First, mount up your scope base and the bottom half of the rings.

There is a bit of disagreement as to whether or not you need to lap the top halves of the rings as well as the bottoms. Personally, I lap the tops and bottoms. My theory is that if there is a flaw in the top halves, it could still cause problems when I tighten the scope up in my freshly lapped bottoms. Plus, if done correctly, it won't hurt anything, so why not do it.

1. Apply the lapping compound to the lap and the bottom halves of the rings.

2. Install the top halves of the rings. I make sure that I have an even gap on both sides between the tops and bottoms of the rings. I want to snug the tops down enough that I can just work the lap.

You'll want to mark the top halves of the rings so that if you ever take them off, you can get them back on exactly as they were. You'll want to keep them not only as front and rear, but also keep them oriented in the same manner (i.e., the front of the front, the front of the back). I do this by filing 1 small nick in the front of the top half of the front ring and 2 small nicks in the front of the top half of the rear ring. Now, if I take them off at a later date I can easily keep them oriented properly when I re-install.

3. Work the lap back and forth, and in a twisting motion. Only work it for about 30 seconds on the first go 'round. Remove the lap and wipe all the lapping compound of the rings (I use denatured alcohol) so that you can check for contact. Don't try to get 100% contact. Every time I've seen someone get 100% contact they end up removing too much metal from the rings, ruining them, and good rings ain't cheap. I usually go for about 75 to 90% contact.
If you haven't achieved the proper contact on the first cycle, start again at Step 1 and repeat until you do.

4. Once you get proper contact, remove the top halves and insure that you get all the lapping compound off your rings, you don't want to grind it into your scope. If they're steel rings, I'll hit the freshly lapped surfaces with some OxphoBlue from Brownell's.

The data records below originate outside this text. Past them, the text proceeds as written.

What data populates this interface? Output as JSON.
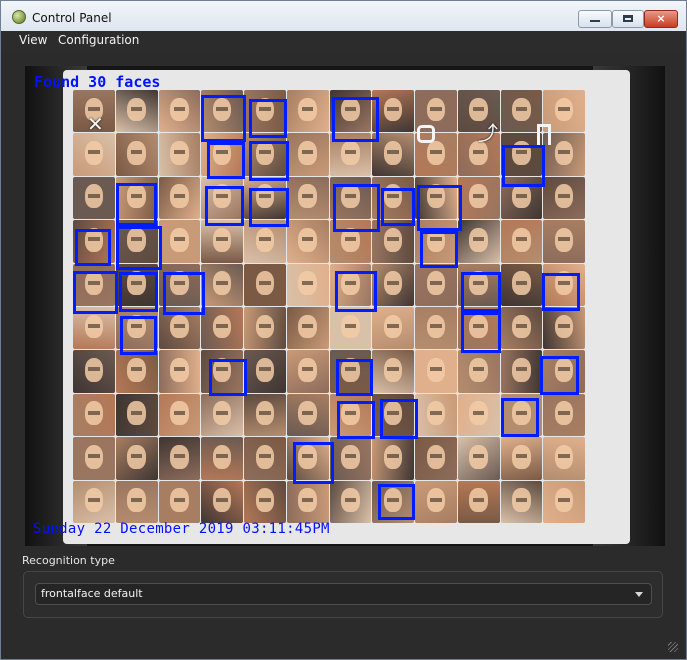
{
  "window": {
    "title": "Control Panel",
    "controls": {
      "minimize_icon": "minimize-icon",
      "maximize_icon": "maximize-icon",
      "close_icon": "close-icon"
    }
  },
  "menu": {
    "items": [
      {
        "label": "View"
      },
      {
        "label": "Configuration"
      }
    ]
  },
  "video": {
    "found_text": "Found 30 faces",
    "timestamp": "Sunday 22 December 2019 03:11:45PM",
    "overlay_color": "#001dff",
    "overlay_icons": [
      "close-icon",
      "lens-icon",
      "share-icon",
      "bookmark-icon"
    ]
  },
  "recognition": {
    "label": "Recognition type",
    "selected": "frontalface default"
  },
  "colors": {
    "window_bg": "#2b2b2b",
    "panel_bg": "#2d2d2d",
    "detection_box": "#001dff",
    "text": "#f2f2f2"
  }
}
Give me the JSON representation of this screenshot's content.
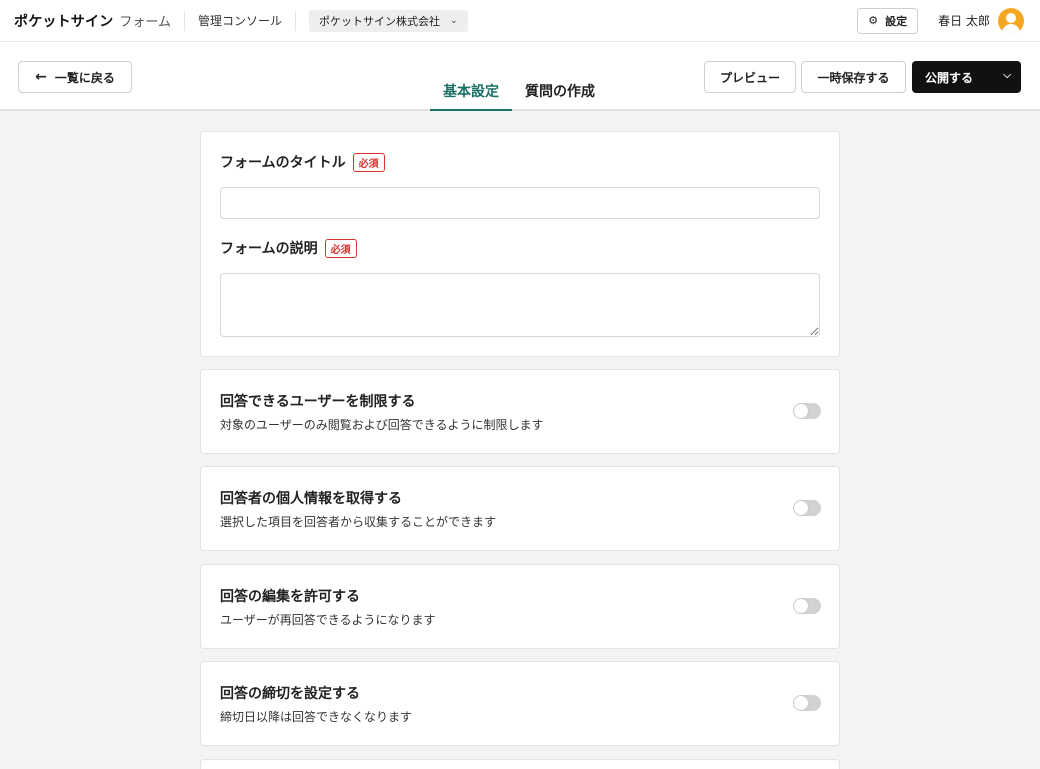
{
  "header": {
    "brand_name": "ポケットサイン",
    "brand_product": "フォーム",
    "console_link": "管理コンソール",
    "org_selector": "ポケットサイン株式会社",
    "settings_label": "設定",
    "user_name": "春日 太郎"
  },
  "toolbar": {
    "back_label": "一覧に戻る",
    "tabs": [
      {
        "label": "基本設定",
        "active": true
      },
      {
        "label": "質問の作成",
        "active": false
      }
    ],
    "preview_label": "プレビュー",
    "save_label": "一時保存する",
    "publish_label": "公開する"
  },
  "form": {
    "title_label": "フォームのタイトル",
    "title_value": "",
    "description_label": "フォームの説明",
    "description_value": "",
    "required_badge": "必須"
  },
  "settings": [
    {
      "title": "回答できるユーザーを制限する",
      "description": "対象のユーザーのみ閲覧および回答できるように制限します",
      "enabled": false
    },
    {
      "title": "回答者の個人情報を取得する",
      "description": "選択した項目を回答者から収集することができます",
      "enabled": false
    },
    {
      "title": "回答の編集を許可する",
      "description": "ユーザーが再回答できるようになります",
      "enabled": false
    },
    {
      "title": "回答の締切を設定する",
      "description": "締切日以降は回答できなくなります",
      "enabled": false
    }
  ],
  "colors": {
    "accent": "#1a6f66",
    "required": "#d9332f",
    "primary_button": "#111111",
    "avatar": "#f5a623"
  },
  "icons": {
    "back": "arrow-left-icon",
    "settings": "gear-icon",
    "dropdown": "chevron-down-icon",
    "user": "user-avatar-icon"
  }
}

5. Go back to the scope mounting instructions and mount your scope. Viola!